Oracle Corp. v. Click-to-Call Technologies LP

Addressing the evidentiary threshold to show diligence in constructive or actual reduction to practice between the date of a prior art reference and the date the invention was reduced to practice, the U.S. Patent and Trademark Office Patent Trial and Appeal Board (PTAB) rejected a patent owner’s attempt to antedate prior art, finding that in order to show diligence the patent owner must explain in detail the activities that occurred during the critical period, and that even a short period of inactivity may be sufficient to defeat a claim of diligence.  Oracle Corp. v. Click-to-Call Technologies LP, Case No. IPR2013-00312 (PTAB, Oct. 28, 2014) (Zecher, APJ).

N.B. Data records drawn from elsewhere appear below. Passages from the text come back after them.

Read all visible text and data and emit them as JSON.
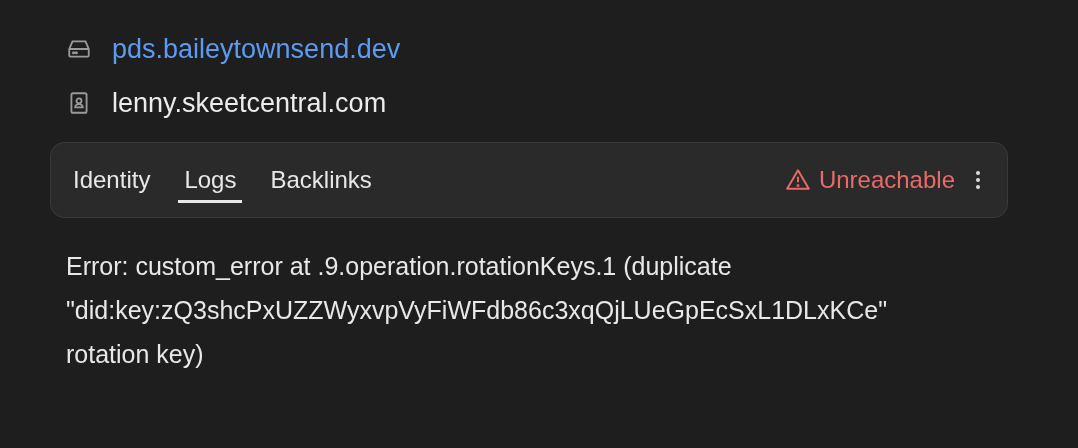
{
  "host": {
    "text": "pds.baileytownsend.dev"
  },
  "handle": {
    "text": "lenny.skeetcentral.com"
  },
  "tabs": [
    {
      "label": "Identity",
      "selected": false
    },
    {
      "label": "Logs",
      "selected": true
    },
    {
      "label": "Backlinks",
      "selected": false
    }
  ],
  "status": {
    "label": "Unreachable",
    "kind": "error"
  },
  "error": "Error: custom_error at .9.operation.rotationKeys.1 (duplicate \"did:key:zQ3shcPxUZZWyxvpVyFiWFdb86c3xqQjLUeGpEcSxL1DLxKCe\" rotation key)"
}
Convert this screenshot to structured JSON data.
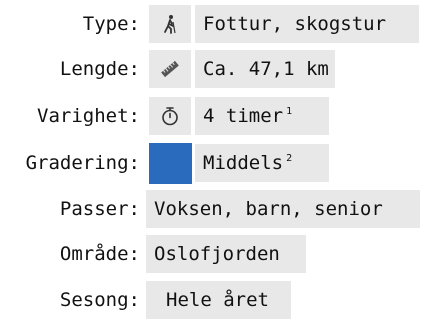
{
  "rows": {
    "type": {
      "label": "Type:",
      "value": "Fottur, skogstur",
      "icon": "hiker-icon"
    },
    "length": {
      "label": "Lengde:",
      "value": "Ca. 47,1 km",
      "icon": "ruler-icon"
    },
    "duration": {
      "label": "Varighet:",
      "value": "4 timer",
      "note": "1",
      "icon": "stopwatch-icon"
    },
    "grade": {
      "label": "Gradering:",
      "value": "Middels",
      "note": "2",
      "color": "#2a6bbd"
    },
    "suits": {
      "label": "Passer:",
      "value": "Voksen, barn, senior"
    },
    "area": {
      "label": "Område:",
      "value": "Oslofjorden"
    },
    "season": {
      "label": "Sesong:",
      "value": "Hele året"
    }
  }
}
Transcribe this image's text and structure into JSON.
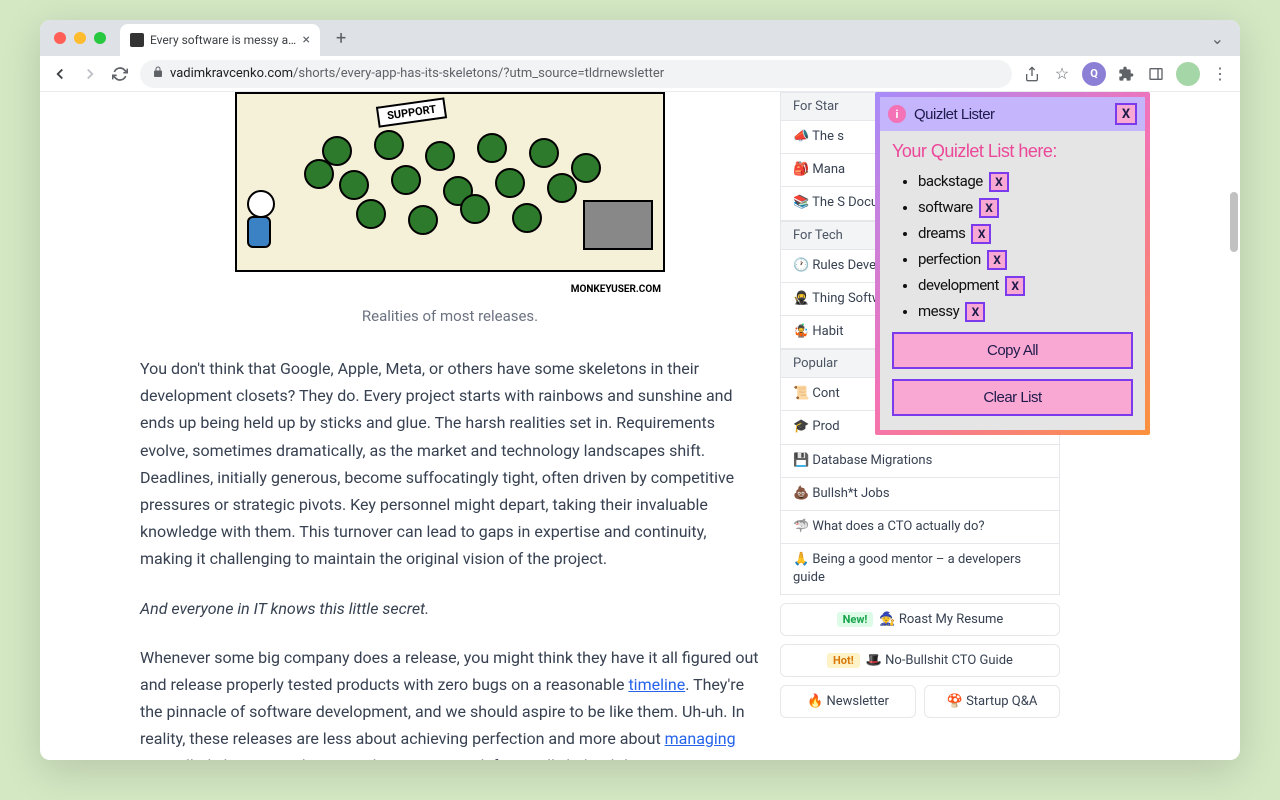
{
  "browser": {
    "tab_title": "Every software is messy and h",
    "url_domain": "vadimkravcenko.com",
    "url_path": "/shorts/every-app-has-its-skeletons/?utm_source=tldrnewsletter"
  },
  "comic": {
    "support_label": "SUPPORT",
    "attribution": "MONKEYUSER.COM",
    "caption": "Realities of most releases."
  },
  "article": {
    "p1": "You don't think that Google, Apple, Meta, or others have some skeletons in their development closets? They do. Every project starts with rainbows and sunshine and ends up being held up by sticks and glue. The harsh realities set in. Requirements evolve, sometimes dramatically, as the market and technology landscapes shift. Deadlines, initially generous, become suffocatingly tight, often driven by competitive pressures or strategic pivots. Key personnel might depart, taking their invaluable knowledge with them. This turnover can lead to gaps in expertise and continuity, making it challenging to maintain the original vision of the project.",
    "p2": "And everyone in IT knows this little secret.",
    "p3_a": "Whenever some big company does a release, you might think they have it all figured out and release properly tested products with zero bugs on a reasonable ",
    "p3_link1": "timeline",
    "p3_b": ". They're the pinnacle of software development, and we should aspire to be like them. Uh-uh. In reality, these releases are less about achieving perfection and more about ",
    "p3_link2": "managing",
    "p3_c": " controlled chaos. Developers and engineers work frantically behind-the-scenes to squash last-minute"
  },
  "sidebar": {
    "sections": {
      "s1": "For Star",
      "s2": "For Tech",
      "s3": "Popular"
    },
    "items": {
      "i1": "📣 The s",
      "i2": "🎒 Mana",
      "i3": "📚 The S Docume",
      "i4": "🕐 Rules Develop",
      "i5": "🥷 Thing Software",
      "i6": "🤹 Habit",
      "i7": "📜 Cont",
      "i8": "🎓 Prod",
      "i9": "💾 Database Migrations",
      "i10": "💩 Bullsh*t Jobs",
      "i11": "🦈 What does a CTO actually do?",
      "i12": "🙏 Being a good mentor – a developers guide"
    },
    "buttons": {
      "new_badge": "New!",
      "hot_badge": "Hot!",
      "roast": "🧙 Roast My Resume",
      "cto": "🎩 No-Bullshit CTO Guide",
      "newsletter": "🔥 Newsletter",
      "qa": "🍄 Startup Q&A"
    }
  },
  "quizlet": {
    "title": "Quizlet Lister",
    "heading": "Your Quizlet List here:",
    "items": [
      "backstage",
      "software",
      "dreams",
      "perfection",
      "development",
      "messy"
    ],
    "x": "X",
    "copy_btn": "Copy All",
    "clear_btn": "Clear List",
    "info": "i"
  }
}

Patent owner Click-to-Call (CTC) owned a patent directed to establishing anonymous telephone communications.  After the petitioner was accused of infringing the CTC patent, it filed a petition for inter partes review arguing that the claims of the patent were anticipated or obvious in view of a prior art patent (Dezonno).  In response, the patent owner did not argue against the asserted anticipation and obviousness contentions.  Rather, the patent owner attempted to show a date of invention before the effective date of the Dezonno prior art.  However, the PTAB found that the patent owner was not diligent in reducing the invention to practice between a time immediately before Dezonno’s earliest effective filing date and the date CTC’s invention was either constructively or actually reduced to practice.

For patent applications filed under the “first to invent” system (i.e., before the effective date of the America Invents Act), a prior art reference dated less than one year before the earliest effective filing date of the patent application may be antedated by showing invention of the claimed technology before the date of the reference, and diligence in reducing the claimed technology to practice between immediately before the date of the reference and the date the claimed technology was reduced to practice.  Reduction to practice may either be constructive (filing a patent application) or actual (building a system that implements the technology).

In the instant case, the PTAB did not reach the issue of whether the inventor of the CTC patent conceived of the invention before Dezonno’s effective date, but rather focused on the issue of diligence towards reduction to practice.  The Dezonno reference issued on April 21, 1995.  CTC showed that a constructive reduction to practice of its claim invention occurred on the filing of its patent application on August 9, 1995, and that an actual reduction to practice occurred on August 15, 1995, i.e., when a system implementing the invention was built.  Thus, in connection with its diligence proofs, the patent owner needed to show either diligence in preparing the patent application from a time immediately before April 21, 1995, up to August 9, 1995, or diligence in building the system implementing the invention from a time between immediately before April 21, 1995, up to August 15, 1995.

Regarding constructive reduction to practice, the patent lawyer who drafted the application testified that he prepared a draft of the patent application leading to the patent just prior to April 21, 1995, and personally revised this draft between April 21 and May 9, 1995.  The inventor testified that between May 9, 1995, and July 17, 1995, he “continued to make progress on the preparation of my patent application.”  The PTAB found that the testimony of the two individuals did not demonstrate diligence because there was no evidence of what work was performed between May 9, 1995, and July 17, 1995.  The PTAB noted that more specific details concerning the work that was done during these dates would be necessary to support a finding of diligence.

Regarding diligence in actual reduction to practice, the inventor testified that he worked with three software developers—ICS, ProDesign and SofTel—in reducing the patented technology to practice.  However, the PTAB found that neither the inventor nor any of the software developers was diligent between May 15, 1995, and June 15, 1995.  Regarding the inventor’s personal efforts, he testified that between April 20, 1995, and August 15, 1995, he worked 12 hours a day, seven days a week, to diligently reduce the technology to practice.  However, the PTAB found that the inventor did not provide any details as to what he did, and only stated a legal conclusion.

Regarding the work of ICS, the inventor’s company showed that it had made payments to ICS on May 15, 1995, and on July 1, 1995.  However, there was no testimony about the work actually performed during this time.  Thus, the PTAB found that there was insufficient evidence to satisfy the diligence requirement between May 15, 1995, and July 1, 1995.

The work of the two other vendors, ProDesign and SofTel, started too late in time to help the patent owner establish activities during the diligence period.